• [TASK DETAILS]: Go through the records and copy each line where the string "Recorder" occurs.

• [DATA PROVIDED]:
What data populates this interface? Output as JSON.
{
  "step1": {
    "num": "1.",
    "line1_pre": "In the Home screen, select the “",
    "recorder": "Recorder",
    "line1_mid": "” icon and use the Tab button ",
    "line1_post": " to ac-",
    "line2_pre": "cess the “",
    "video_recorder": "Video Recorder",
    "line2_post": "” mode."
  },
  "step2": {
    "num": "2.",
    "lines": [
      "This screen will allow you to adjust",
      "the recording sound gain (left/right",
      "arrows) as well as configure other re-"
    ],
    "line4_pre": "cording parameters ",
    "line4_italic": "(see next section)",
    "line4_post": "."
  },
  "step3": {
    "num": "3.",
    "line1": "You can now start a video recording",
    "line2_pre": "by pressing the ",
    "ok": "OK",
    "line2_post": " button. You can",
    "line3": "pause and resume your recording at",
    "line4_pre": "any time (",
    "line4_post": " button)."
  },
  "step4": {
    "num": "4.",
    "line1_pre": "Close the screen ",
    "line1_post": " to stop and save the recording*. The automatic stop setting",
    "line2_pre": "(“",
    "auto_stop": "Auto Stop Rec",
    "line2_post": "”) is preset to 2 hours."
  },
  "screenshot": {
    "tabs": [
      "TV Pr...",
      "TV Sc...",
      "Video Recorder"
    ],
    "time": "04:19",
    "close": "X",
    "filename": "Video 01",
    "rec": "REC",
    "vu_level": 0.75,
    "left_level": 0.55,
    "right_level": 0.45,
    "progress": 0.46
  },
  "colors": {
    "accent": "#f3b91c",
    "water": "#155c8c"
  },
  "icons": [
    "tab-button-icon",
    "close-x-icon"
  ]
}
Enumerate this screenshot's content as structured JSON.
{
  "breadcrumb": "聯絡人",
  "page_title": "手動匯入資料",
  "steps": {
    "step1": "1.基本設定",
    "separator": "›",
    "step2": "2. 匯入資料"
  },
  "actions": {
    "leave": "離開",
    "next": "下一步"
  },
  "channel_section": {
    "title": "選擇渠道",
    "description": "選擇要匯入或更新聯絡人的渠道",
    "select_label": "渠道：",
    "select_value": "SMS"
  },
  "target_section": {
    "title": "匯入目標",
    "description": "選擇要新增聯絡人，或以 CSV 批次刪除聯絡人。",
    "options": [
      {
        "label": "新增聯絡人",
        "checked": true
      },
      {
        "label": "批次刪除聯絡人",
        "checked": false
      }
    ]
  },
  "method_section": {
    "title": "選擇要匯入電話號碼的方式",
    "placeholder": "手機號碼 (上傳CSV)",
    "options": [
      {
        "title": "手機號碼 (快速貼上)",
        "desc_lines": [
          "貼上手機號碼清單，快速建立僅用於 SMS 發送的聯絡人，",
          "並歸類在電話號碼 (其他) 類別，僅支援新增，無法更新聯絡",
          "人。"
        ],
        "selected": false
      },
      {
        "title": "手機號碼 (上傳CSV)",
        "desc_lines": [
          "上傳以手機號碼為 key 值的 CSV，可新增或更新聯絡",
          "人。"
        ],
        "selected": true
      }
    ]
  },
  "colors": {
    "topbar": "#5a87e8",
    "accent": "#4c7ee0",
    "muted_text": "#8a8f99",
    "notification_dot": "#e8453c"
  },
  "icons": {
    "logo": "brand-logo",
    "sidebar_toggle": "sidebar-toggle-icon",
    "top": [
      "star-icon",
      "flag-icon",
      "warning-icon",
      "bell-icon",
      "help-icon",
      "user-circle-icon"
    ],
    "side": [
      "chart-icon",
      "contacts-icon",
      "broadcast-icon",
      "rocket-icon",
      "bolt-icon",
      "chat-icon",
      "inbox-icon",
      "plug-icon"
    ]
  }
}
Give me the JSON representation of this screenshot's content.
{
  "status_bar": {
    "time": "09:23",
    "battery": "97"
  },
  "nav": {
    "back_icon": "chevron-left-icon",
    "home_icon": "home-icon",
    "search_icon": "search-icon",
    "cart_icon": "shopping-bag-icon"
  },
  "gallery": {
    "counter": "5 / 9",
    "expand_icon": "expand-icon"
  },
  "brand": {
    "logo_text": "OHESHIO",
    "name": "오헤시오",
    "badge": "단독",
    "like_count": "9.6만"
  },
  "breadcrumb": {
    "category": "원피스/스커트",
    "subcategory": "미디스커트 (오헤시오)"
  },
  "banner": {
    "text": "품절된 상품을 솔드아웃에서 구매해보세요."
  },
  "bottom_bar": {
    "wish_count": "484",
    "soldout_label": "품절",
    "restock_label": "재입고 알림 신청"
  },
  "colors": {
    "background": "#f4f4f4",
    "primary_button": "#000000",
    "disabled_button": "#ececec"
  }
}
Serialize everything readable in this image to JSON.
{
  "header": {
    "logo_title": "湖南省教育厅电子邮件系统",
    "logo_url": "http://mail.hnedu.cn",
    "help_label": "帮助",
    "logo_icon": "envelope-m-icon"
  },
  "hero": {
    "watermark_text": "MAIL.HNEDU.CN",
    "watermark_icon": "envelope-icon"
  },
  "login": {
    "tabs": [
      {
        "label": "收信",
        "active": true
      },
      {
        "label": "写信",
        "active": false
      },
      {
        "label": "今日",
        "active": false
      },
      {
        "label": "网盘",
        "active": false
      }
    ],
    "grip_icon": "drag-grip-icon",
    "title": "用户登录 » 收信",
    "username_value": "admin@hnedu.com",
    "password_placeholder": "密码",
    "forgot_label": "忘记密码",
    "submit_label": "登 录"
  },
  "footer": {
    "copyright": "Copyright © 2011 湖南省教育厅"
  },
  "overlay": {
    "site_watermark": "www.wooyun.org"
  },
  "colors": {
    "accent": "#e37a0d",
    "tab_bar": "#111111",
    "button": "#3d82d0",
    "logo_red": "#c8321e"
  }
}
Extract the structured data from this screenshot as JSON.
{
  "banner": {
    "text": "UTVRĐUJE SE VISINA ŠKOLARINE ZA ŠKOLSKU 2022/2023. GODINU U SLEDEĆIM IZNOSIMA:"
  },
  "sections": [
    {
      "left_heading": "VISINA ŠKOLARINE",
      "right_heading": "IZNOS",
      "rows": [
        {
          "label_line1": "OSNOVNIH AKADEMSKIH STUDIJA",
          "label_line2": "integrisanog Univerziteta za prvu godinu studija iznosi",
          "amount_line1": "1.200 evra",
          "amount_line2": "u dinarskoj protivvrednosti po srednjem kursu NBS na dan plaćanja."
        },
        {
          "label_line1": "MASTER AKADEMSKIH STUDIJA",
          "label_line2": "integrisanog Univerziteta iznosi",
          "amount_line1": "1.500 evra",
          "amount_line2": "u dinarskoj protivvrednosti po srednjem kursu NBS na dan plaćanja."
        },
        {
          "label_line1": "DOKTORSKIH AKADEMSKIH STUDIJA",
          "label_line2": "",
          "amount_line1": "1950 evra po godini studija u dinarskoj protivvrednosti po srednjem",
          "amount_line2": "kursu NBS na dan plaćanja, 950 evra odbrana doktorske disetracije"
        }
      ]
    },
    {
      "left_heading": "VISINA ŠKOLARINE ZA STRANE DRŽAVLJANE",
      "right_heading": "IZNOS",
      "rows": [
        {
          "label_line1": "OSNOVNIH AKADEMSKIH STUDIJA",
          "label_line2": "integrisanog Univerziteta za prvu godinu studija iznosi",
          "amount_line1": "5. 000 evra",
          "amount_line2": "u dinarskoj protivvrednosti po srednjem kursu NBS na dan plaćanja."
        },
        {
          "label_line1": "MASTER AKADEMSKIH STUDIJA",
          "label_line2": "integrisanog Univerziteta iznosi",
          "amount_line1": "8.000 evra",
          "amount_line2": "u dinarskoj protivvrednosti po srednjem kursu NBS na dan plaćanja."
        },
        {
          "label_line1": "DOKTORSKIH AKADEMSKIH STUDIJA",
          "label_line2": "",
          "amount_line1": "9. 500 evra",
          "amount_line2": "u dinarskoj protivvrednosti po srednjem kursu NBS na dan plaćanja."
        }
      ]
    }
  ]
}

• [EXERCISE ANSWER]:
    "recorder": "Recorder",
    "video_recorder": "Video Recorder",
      "Video Recorder"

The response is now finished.